"The room they put me in, it looked like a jail cell. It was small, with a bed and a desk, a door with a small window with bars on it, and outside all I could see was a brick wall. The doctor kept telling me that I had to take this medication. There was this medicine called Novoflaxine which made me want to kill someone. It made me extremely violent. Of course, I'm violent as Warhed, but that's controlled violence, everything that I do is safe, for the most part. But with this, I told my doctor, ‘Fix my problem, or I'm going to murder someone.' He said, ‘If you murder someone, you'll go to jail.' And I told him, ‘At least I'll get the help I need.'"
"My family doctor had said that if he could have prescribed me medical marijuana, he would have, because that was the only thing that could distract my brain. It made me happy -- instead of thinking of killing myself, my brain would be like, ‘Hey, a video game! Sweet!' But this guy said I couldn't smoke pot, all I could take was the medication, and then he even tried to triple the dosage."
Faced with that option, Gowing decided to take matters into his own hands.
"I didn't even stay there for one night. I walked out, headed over to my buddy's place, smoked a bowl, and called my mom to come and pick me up. After that day, I stopped taking all of the medication -- I was on five different things that were supposed to stabilize my mood. As soon as I stopped taking all of that, and after withdrawal for about three weeks, everything went away. All the suicidal thoughts disappeared."
Free of the madness, Gowing decided to take his family doctor's advice and celebrate. From there, the idea of Deathproof Wrestling was born.

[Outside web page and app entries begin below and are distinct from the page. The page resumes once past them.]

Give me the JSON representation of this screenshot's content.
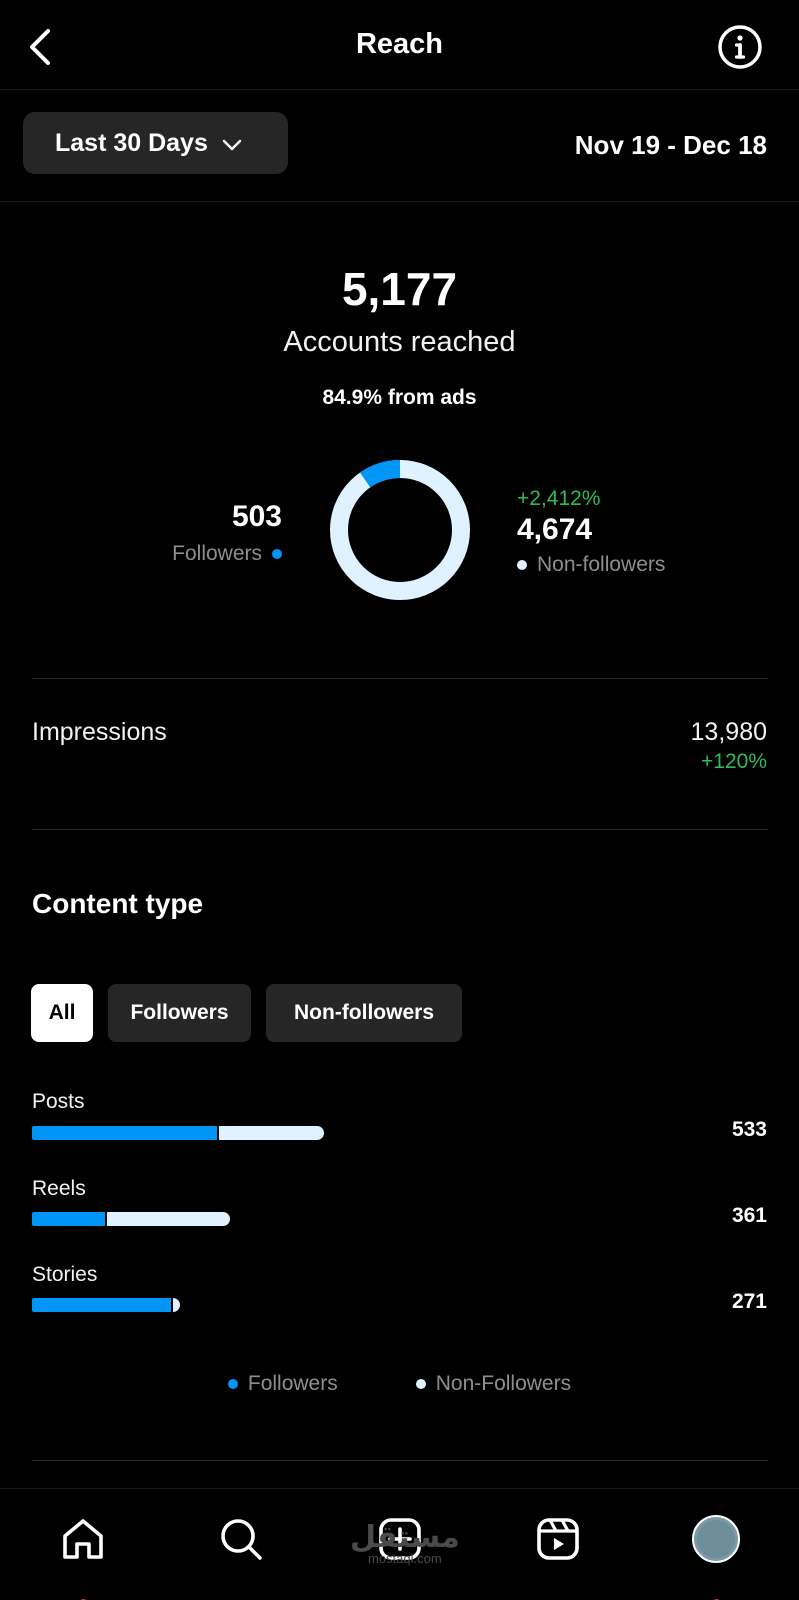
{
  "header": {
    "title": "Reach",
    "back_icon": "chevron-left-icon",
    "info_icon": "info-icon"
  },
  "datebar": {
    "range_label": "Last 30 Days",
    "date_range": "Nov 19 - Dec 18"
  },
  "summary": {
    "accounts_reached": "5,177",
    "accounts_label": "Accounts reached",
    "ads_label": "84.9% from ads",
    "followers": {
      "value": "503",
      "label": "Followers"
    },
    "non_followers": {
      "change": "+2,412%",
      "value": "4,674",
      "label": "Non-followers"
    },
    "donut": {
      "followers_fraction": 0.0972,
      "non_followers_fraction": 0.9028
    }
  },
  "impressions": {
    "label": "Impressions",
    "value": "13,980",
    "change": "+120%"
  },
  "content_type": {
    "title": "Content type",
    "tabs": [
      {
        "label": "All",
        "active": true
      },
      {
        "label": "Followers",
        "active": false
      },
      {
        "label": "Non-followers",
        "active": false
      }
    ],
    "rows": [
      {
        "label": "Posts",
        "value": "533",
        "total": 533,
        "followers": 340
      },
      {
        "label": "Reels",
        "value": "361",
        "total": 361,
        "followers": 135
      },
      {
        "label": "Stories",
        "value": "271",
        "total": 271,
        "followers": 255
      }
    ],
    "legend": {
      "followers": "Followers",
      "non_followers": "Non-Followers"
    }
  },
  "nav": {
    "items": [
      "home-icon",
      "search-icon",
      "create-icon",
      "reels-icon",
      "profile-avatar"
    ]
  },
  "watermark": {
    "arabic": "مستقل",
    "latin": "mostaql.com"
  },
  "colors": {
    "followers": "#0095f6",
    "non_followers": "#e0f1ff",
    "positive": "#2cbb55"
  }
}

"I told my family doctor that I had left," he beamed, "and he said, ‘That's great. That's great that you're feeling better. Now go out and celebrate. Get your friends and have a party, do something that you really want to do.' We started thinking about that what meant. Wrestling and beer. I remember, it was a Tuesday, and I got the idea to run the show on the following Sunday."
With little time to plan it, Gowing and his friends managed to pull off what has been reported by the 20 invitation-only fans who attended as a stellar deathmatch offering. More importantly for Gowing, the show was such a good time, he decided to run two more in the following few months.

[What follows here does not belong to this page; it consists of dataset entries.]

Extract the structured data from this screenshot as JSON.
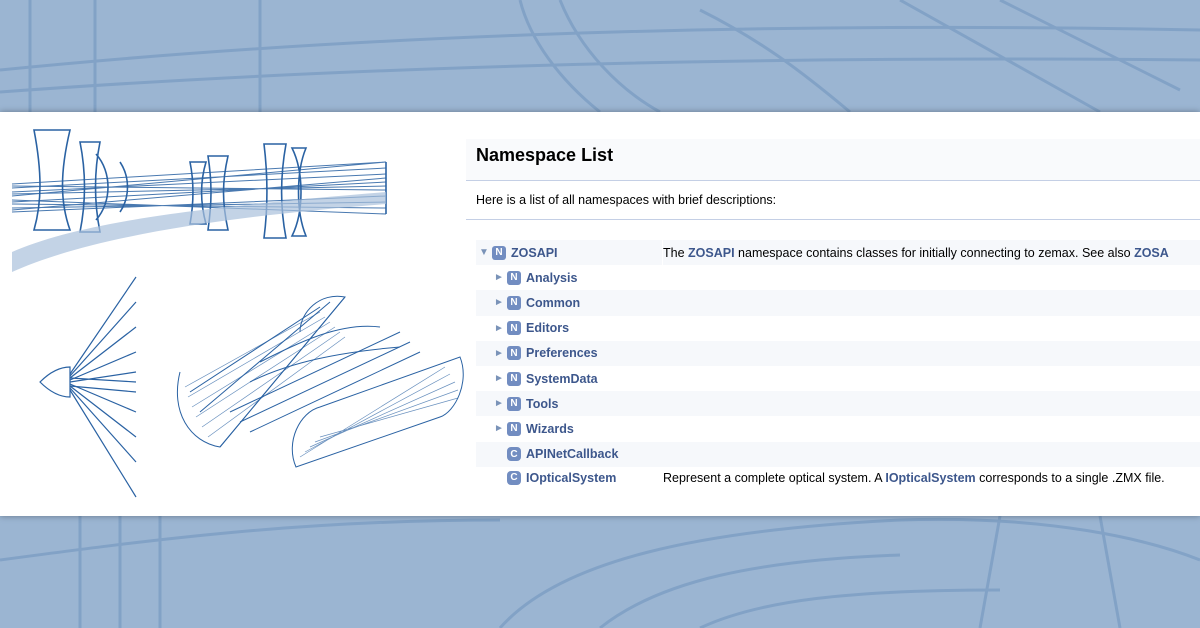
{
  "page": {
    "title": "Namespace List",
    "intro": "Here is a list of all namespaces with brief descriptions:"
  },
  "colors": {
    "background": "#9bb5d2",
    "art_stroke": "#2a62a3",
    "link": "#3d578c",
    "badge": "#728dc1",
    "row_alt": "#f6f8fb"
  },
  "tree": {
    "root": {
      "arrow": "▼",
      "badge": "N",
      "name": "ZOSAPI",
      "desc_pre": "The ",
      "desc_kw1": "ZOSAPI",
      "desc_mid": " namespace contains classes for initially connecting to zemax. See also ",
      "desc_kw2": "ZOSA"
    },
    "children": [
      {
        "arrow": "►",
        "badge": "N",
        "name": "Analysis"
      },
      {
        "arrow": "►",
        "badge": "N",
        "name": "Common"
      },
      {
        "arrow": "►",
        "badge": "N",
        "name": "Editors"
      },
      {
        "arrow": "►",
        "badge": "N",
        "name": "Preferences"
      },
      {
        "arrow": "►",
        "badge": "N",
        "name": "SystemData"
      },
      {
        "arrow": "►",
        "badge": "N",
        "name": "Tools"
      },
      {
        "arrow": "►",
        "badge": "N",
        "name": "Wizards"
      }
    ],
    "classes": [
      {
        "badge": "C",
        "name": "APINetCallback"
      },
      {
        "badge": "C",
        "name": "IOpticalSystem",
        "desc_pre": "Represent a complete optical system. A ",
        "desc_kw": "IOpticalSystem",
        "desc_post": " corresponds to a single .ZMX file."
      }
    ]
  }
}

Tonight's show, which takes place at the Cowboy Bar in Guelph, Ontario, marks the company's first public show. While Gowing won't reveal everything that fans will have in store, he does promise that it will be a thrilling night worthy of the ‘Hardcore' billing. If history is any indication, fans can expect a healthy dose of violence (during one of the previous shows, one competitor suffered three cracked ribs, a concussion, and a fractured thumb), and sex (a billed match is an extreme pillow fight featuring female porn stars).
"Sex and violence ... what more could fans want?" hyped Gowing. "There's going to be a barbed wire match, a six-way tables match, and the porn stars. It's a 19-plus show, and that's what those fans want to see."
"I know it's controversial," he acknowledged about the planned graphic nature of the show. "But I know that there's a market for hardcore wrestling. I know there are people out there who want to see this. High spots for no reason, crazy action with weapons. I just want to bring that to the market, and prove to all the naysayers that it can be done. I've been (crapped) on my entire career, but it hasn't stopped me yet."
"Bloodthirsty" Bob Kapur will be attending the Deathproof show tonight. E-mail him at email@example.com.